[App and web page records]
───

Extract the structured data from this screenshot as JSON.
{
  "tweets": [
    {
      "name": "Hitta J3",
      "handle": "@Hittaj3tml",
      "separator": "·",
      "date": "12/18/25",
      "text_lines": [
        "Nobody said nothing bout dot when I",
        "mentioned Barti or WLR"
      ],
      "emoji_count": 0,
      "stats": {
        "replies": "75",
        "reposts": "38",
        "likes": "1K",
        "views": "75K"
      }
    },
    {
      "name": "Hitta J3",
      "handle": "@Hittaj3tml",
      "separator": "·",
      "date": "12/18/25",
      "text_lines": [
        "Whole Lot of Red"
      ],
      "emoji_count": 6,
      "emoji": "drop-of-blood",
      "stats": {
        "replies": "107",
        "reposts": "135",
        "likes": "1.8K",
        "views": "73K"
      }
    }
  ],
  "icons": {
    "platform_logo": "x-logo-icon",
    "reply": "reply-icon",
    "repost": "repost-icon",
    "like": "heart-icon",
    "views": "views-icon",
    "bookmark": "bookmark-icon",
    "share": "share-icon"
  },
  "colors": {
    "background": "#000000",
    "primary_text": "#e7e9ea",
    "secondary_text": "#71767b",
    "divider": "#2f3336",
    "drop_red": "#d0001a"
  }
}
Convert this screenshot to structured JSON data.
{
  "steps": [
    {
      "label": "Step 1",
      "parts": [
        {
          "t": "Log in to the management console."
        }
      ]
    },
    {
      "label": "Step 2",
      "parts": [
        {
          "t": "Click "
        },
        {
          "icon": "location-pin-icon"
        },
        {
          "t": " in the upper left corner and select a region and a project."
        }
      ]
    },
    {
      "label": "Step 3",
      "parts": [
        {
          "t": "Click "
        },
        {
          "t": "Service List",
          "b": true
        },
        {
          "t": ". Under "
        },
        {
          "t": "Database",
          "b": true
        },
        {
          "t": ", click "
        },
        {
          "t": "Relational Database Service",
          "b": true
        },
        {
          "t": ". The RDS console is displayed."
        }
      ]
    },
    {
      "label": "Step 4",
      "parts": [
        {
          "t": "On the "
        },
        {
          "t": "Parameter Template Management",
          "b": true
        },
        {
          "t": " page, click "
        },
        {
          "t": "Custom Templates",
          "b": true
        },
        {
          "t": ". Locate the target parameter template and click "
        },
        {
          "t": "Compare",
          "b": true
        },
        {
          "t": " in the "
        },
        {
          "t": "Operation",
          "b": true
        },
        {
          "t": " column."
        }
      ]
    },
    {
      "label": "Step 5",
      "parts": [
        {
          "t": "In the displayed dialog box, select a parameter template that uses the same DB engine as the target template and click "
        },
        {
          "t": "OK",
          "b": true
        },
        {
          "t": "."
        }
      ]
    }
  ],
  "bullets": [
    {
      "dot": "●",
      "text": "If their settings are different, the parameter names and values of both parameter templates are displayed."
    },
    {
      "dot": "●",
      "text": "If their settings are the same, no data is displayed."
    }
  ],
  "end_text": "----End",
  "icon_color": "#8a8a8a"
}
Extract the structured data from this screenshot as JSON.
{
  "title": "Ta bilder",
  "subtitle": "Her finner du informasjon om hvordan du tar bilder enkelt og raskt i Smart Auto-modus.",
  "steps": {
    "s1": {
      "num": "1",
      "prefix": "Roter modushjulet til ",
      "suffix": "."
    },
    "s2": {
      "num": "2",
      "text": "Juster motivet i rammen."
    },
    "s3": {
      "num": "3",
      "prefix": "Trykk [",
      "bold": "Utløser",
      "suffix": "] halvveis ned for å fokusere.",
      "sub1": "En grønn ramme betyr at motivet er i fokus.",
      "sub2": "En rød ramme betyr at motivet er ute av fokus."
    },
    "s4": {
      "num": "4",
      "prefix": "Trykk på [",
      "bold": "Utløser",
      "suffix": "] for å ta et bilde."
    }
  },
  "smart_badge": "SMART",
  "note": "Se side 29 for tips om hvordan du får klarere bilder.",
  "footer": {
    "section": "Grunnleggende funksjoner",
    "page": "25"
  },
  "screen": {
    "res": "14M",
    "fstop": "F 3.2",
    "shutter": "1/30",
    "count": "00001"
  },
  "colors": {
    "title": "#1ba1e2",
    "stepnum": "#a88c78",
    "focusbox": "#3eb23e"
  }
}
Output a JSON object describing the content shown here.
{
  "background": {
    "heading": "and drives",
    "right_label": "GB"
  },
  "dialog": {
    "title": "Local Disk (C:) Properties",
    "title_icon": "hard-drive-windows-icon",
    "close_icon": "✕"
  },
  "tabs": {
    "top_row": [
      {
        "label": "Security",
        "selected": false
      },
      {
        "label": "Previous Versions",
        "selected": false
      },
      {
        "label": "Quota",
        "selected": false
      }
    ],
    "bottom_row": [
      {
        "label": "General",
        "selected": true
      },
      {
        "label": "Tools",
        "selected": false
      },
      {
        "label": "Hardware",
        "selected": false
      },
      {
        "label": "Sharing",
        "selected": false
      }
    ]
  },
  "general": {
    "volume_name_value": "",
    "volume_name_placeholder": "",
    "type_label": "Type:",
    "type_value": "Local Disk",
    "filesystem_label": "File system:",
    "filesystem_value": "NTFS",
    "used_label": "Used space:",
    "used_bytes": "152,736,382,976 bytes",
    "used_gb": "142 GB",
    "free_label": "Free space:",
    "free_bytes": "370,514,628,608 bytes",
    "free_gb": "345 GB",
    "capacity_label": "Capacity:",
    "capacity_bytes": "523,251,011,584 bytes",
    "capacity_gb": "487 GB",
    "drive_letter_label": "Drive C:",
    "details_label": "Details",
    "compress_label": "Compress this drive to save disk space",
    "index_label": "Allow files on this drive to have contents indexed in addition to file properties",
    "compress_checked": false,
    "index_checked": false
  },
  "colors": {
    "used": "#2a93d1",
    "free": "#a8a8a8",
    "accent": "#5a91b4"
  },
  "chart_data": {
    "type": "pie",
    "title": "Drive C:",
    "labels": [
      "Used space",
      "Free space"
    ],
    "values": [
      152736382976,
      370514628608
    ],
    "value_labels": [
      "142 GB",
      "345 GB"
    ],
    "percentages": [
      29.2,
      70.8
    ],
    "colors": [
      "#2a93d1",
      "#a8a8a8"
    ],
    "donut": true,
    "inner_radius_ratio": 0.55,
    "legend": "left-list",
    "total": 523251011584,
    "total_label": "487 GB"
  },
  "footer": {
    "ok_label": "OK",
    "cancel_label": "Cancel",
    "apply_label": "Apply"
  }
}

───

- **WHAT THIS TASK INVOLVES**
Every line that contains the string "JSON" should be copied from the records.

- **ANSWER SPACE**
Extract the structured data from this screenshot as JSON.
Convert this screenshot to structured JSON data.
Extract the structured data from this screenshot as JSON.
Output a JSON object describing the content shown here.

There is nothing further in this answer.